Unity Temple, designed by famed American architect Frank Lloyd Wright, was originally built in 1908. In 2017, EverGreene was part of the team that conserved and restored the interior of the building. As a national historic landmark and iconic piece of American architecture, Unity Temple Restoration Foundation (UTRF) has often hosted musical performances, but this dance showcase by Winifred Haun & Dancers is the first dance performance to take place inside Unity Temple. Beyond serving as a venue to showcase their art, the dance company was inspired by the architecture of the building and made the space an active participant in the performance. There have been dance performances at Unity Temple dating back to the early 20th century. Since EverGreene’s restoration, the UTRF has hosted several dance programs and plans on continuing to present three to four per year.
Although Unity Temple still serves its congregation as an active church, sharing of space for alternative purposes falls under the trend of adaptive reuse. The arts are no stranger to adaptive reuse and space sharing as many dance companies, theater troupes, and summer camps can not afford to rent or own their own space. The solution has often been to form a symbiotic relationship with an existing building that is not in use every day.

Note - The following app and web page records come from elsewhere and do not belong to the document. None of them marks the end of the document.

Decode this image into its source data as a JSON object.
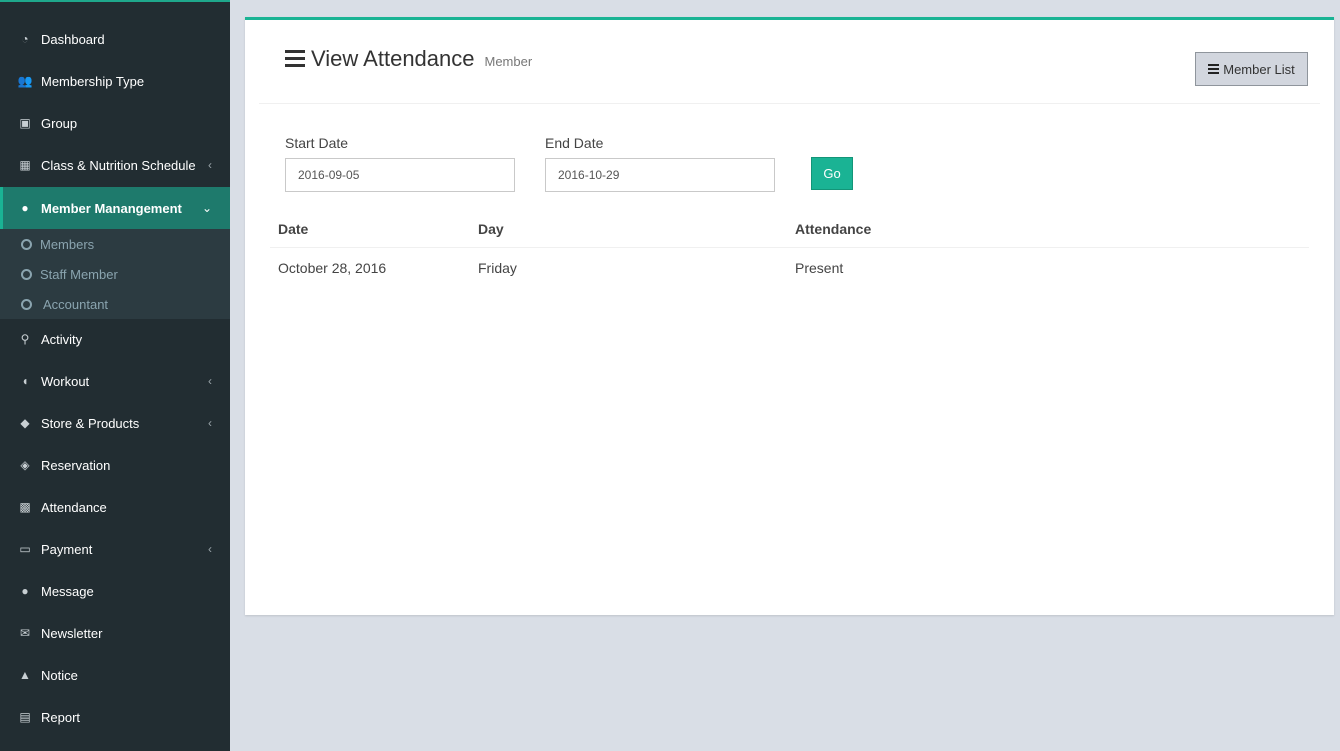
{
  "sidebar": {
    "items": [
      {
        "label": "Dashboard",
        "icon": "dashboard-icon",
        "glyph": "◔"
      },
      {
        "label": "Membership Type",
        "icon": "users-icon",
        "glyph": "👥"
      },
      {
        "label": "Group",
        "icon": "group-icon",
        "glyph": "▣"
      },
      {
        "label": "Class & Nutrition Schedule",
        "icon": "calendar-icon",
        "glyph": "▦"
      },
      {
        "label": "Member Manangement",
        "icon": "user-icon",
        "glyph": "●"
      },
      {
        "label": "Activity",
        "icon": "bicycle-icon",
        "glyph": "⚲"
      },
      {
        "label": "Workout",
        "icon": "workout-icon",
        "glyph": "◖"
      },
      {
        "label": "Store & Products",
        "icon": "tags-icon",
        "glyph": "◆"
      },
      {
        "label": "Reservation",
        "icon": "ticket-icon",
        "glyph": "◈"
      },
      {
        "label": "Attendance",
        "icon": "qrcode-icon",
        "glyph": "▩"
      },
      {
        "label": "Payment",
        "icon": "money-icon",
        "glyph": "▭"
      },
      {
        "label": "Message",
        "icon": "comment-icon",
        "glyph": "●"
      },
      {
        "label": "Newsletter",
        "icon": "envelope-icon",
        "glyph": "✉"
      },
      {
        "label": "Notice",
        "icon": "bell-icon",
        "glyph": "▲"
      },
      {
        "label": "Report",
        "icon": "file-icon",
        "glyph": "▤"
      }
    ],
    "submenu": [
      {
        "label": "Members"
      },
      {
        "label": "Staff Member"
      },
      {
        "label": "Accountant"
      }
    ]
  },
  "header": {
    "title": "View Attendance",
    "subtitle": "Member",
    "member_list_label": "Member List"
  },
  "filters": {
    "start_label": "Start Date",
    "start_value": "2016-09-05",
    "end_label": "End Date",
    "end_value": "2016-10-29",
    "go_label": "Go"
  },
  "table": {
    "columns": [
      "Date",
      "Day",
      "Attendance"
    ],
    "rows": [
      [
        "October 28, 2016",
        "Friday",
        "Present"
      ]
    ]
  },
  "colors": {
    "accent": "#1ab394",
    "sidebar_bg": "#222d32",
    "active_bg": "#1e7a6c"
  }
}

Churches serve their communities in a wide variety of ways but their buildings sometimes stand empty for most of the week. I myself grew up going to a community arts summer camp held in a church and in high school, was part of a ballet school that had its studios in a church. (That’s me in the photograph wearing pink!) Jose Mateo Ballet Theater, in Cambridge, MA shared the space of the Old Cambridge Baptist Church (OCBC) with the church congregation. The Ballet company has converted the large sanctuary spaces of the Gothic Revival church into dance studios with mirrors and special flooring that dancers need. The largest area in the sanctuary of the church hosts both Sunday services for the congregation as well as the performances of the dance company. As with the Winifred Haun & Dancers performance in Unity Temple, the architecture of the OCBC itself was a member of our classes, a teacher of lines and grace, and a performance space that brought a new level of history and reverence to our showcases.
Adaptive reuse and space sharing are not just trends based on cost savings. Often this becomes a sustainable and community-minded choice. It’s simple, instead of building a new space, renovating an existing one to fit the purpose of an organization, this option showcases an important way to revitalize communities and recycle existing buildings. Abandoned or underused buildings that previously did not add in any way to the community around it can be transformed into community centers, theaters, and educational facilities. These “renewed” buildings can offer even more to their communities than just the opportunity for enrichment. Giving a second life to buildings in this way can bring jobs to the area, income to surrounding businesses, and generally encourage the development of their part of the city. There is a broader conversation to be had, about the importance of the arts and how they can serve a much-needed purpose in our neighborhoods throughout the country.
EverGreene, including myself, are so excited to see these trends of adaptive reuse, community building, and sustainability. We actively look to continue our involvement with these types of projects in the future.
Article authored by Bonnie Whitehouse, Former Business Development Coordinator